» **Your task**
Could you output each line below precisely as it stands, without the images?

Records from a collection
"""
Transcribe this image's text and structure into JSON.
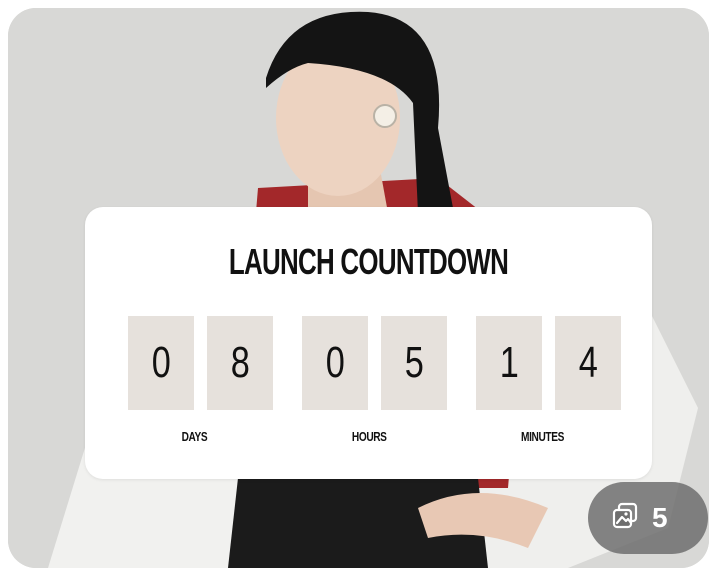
{
  "countdown": {
    "title": "LAUNCH COUNTDOWN",
    "days": [
      "0",
      "8"
    ],
    "hours": [
      "0",
      "5"
    ],
    "minutes": [
      "1",
      "4"
    ],
    "labels": {
      "days": "DAYS",
      "hours": "HOURS",
      "minutes": "MINUTES"
    }
  },
  "gallery_badge": {
    "icon": "gallery-icon",
    "count": "5"
  },
  "colors": {
    "panel": "#ffffff",
    "digit_tile": "#e6e1dc",
    "text": "#111111",
    "badge": "#6e6e6e"
  }
}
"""
» **Exercise solution**
Transcribe this image's text and structure into JSON.
{
  "countdown": {
    "title": "LAUNCH COUNTDOWN",
    "days": [
      "0",
      "8"
    ],
    "hours": [
      "0",
      "5"
    ],
    "minutes": [
      "1",
      "4"
    ],
    "labels": {
      "days": "DAYS",
      "hours": "HOURS",
      "minutes": "MINUTES"
    }
  },
  "gallery_badge": {
    "icon": "gallery-icon",
    "count": "5"
  },
  "colors": {
    "panel": "#ffffff",
    "digit_tile": "#e6e1dc",
    "text": "#111111",
    "badge": "#6e6e6e"
  }
}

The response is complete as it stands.